# What's so Poisson about a Poisson Point Process? (or, can I generate one using random ordered pairs?)

I know there is an R spatstat function to generate a ppp (Poisson Point Process), but I'm working in python, and I am not clear what spatstat.ppp is doing behind the scenes.

If I generate a an array of ordered pairs of random x's and random y's (within the spatial extent), will that be (or how will it differ from) a ppp? Should the x's and y's be chosen based on a Poisson distribution (np.random.poisson)?

I've read the spatstat documentation on ppp and the wikipedia pages on Poisson point process and Poisson distribution, but I just have no knack for statistics. Is it the number of events that is random? Or where they fall in space?

(ps -- this problem is entirely spatial, there is no time dimension.)

• I don't see a spatstat function in R. There's a package called "spatstat". It seems to have a function called ppp (spatstat::ppp), though (and a class called ppp). What other functions are you calling? Have you checked the spatstat vignettes or the code? – Glen_b Feb 5 '14 at 0:19
• Sorry, my bad grammar, using spatstat as an adjective. I meant it in the way one would say an R function. I guess I have read the vignette; how can one see the code? – J Kelly Feb 5 '14 at 3:12
• stackoverflow.com/search?q=[r]+see+source+code -- several different ways for different things (it's a bit different for S3 and S4 classes for example); plus anything on CRAN should have the actual source code it was built from. Actually, here you go, I just went and found the tarball – Glen_b Feb 5 '14 at 4:19
• Wow, thanks, that is going to be interesting reading. I looked at ppp.R and it seems to have no random component at all. It seems to take any set of x,y you want to give it, even a perfectly regular grid. So why "Poisson"? <shrug> Maybe it doesn't matter how my random points are distributed. – J Kelly Feb 5 '14 at 18:58
• I gather the point is that it's not simulation or any other form of creating data at all. It doesn't ever consider whether the data is Poisson. Its purpose is simply to take point-pattern data (however obtained) and turn it into a ppp-object (on which other functions in spatstat can then operate). It's no more responsible for what data you give it than data.frame is, and its purpose is analogous to a call to data.frame or any other function to turn data into an object of a particular class. – Glen_b Feb 5 '14 at 23:23

The number of points in any given region is Poisson distributed, with mean equal to the integral of the rate function over that region.
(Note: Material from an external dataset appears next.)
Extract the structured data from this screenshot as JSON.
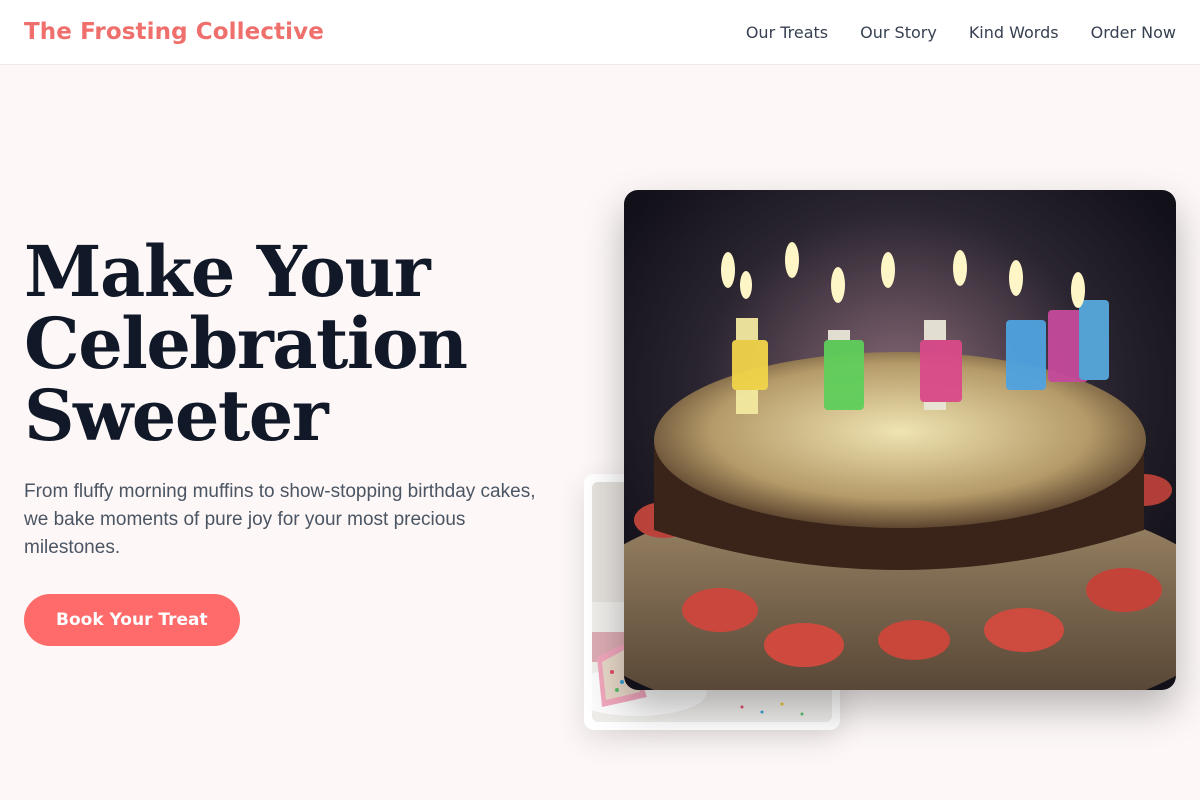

For example, if you have a homogeneous PP on the unit square, with rate function $\lambda(x,y)=\lambda$ (i.e. constant because it's homogeneous) then you could sample points as
1. Sample $N \sim Poisson(\lambda)$
2. Sample $N$ points uniformly on the unit square, i.e. $x,y \sim^{iid} U[0,1]$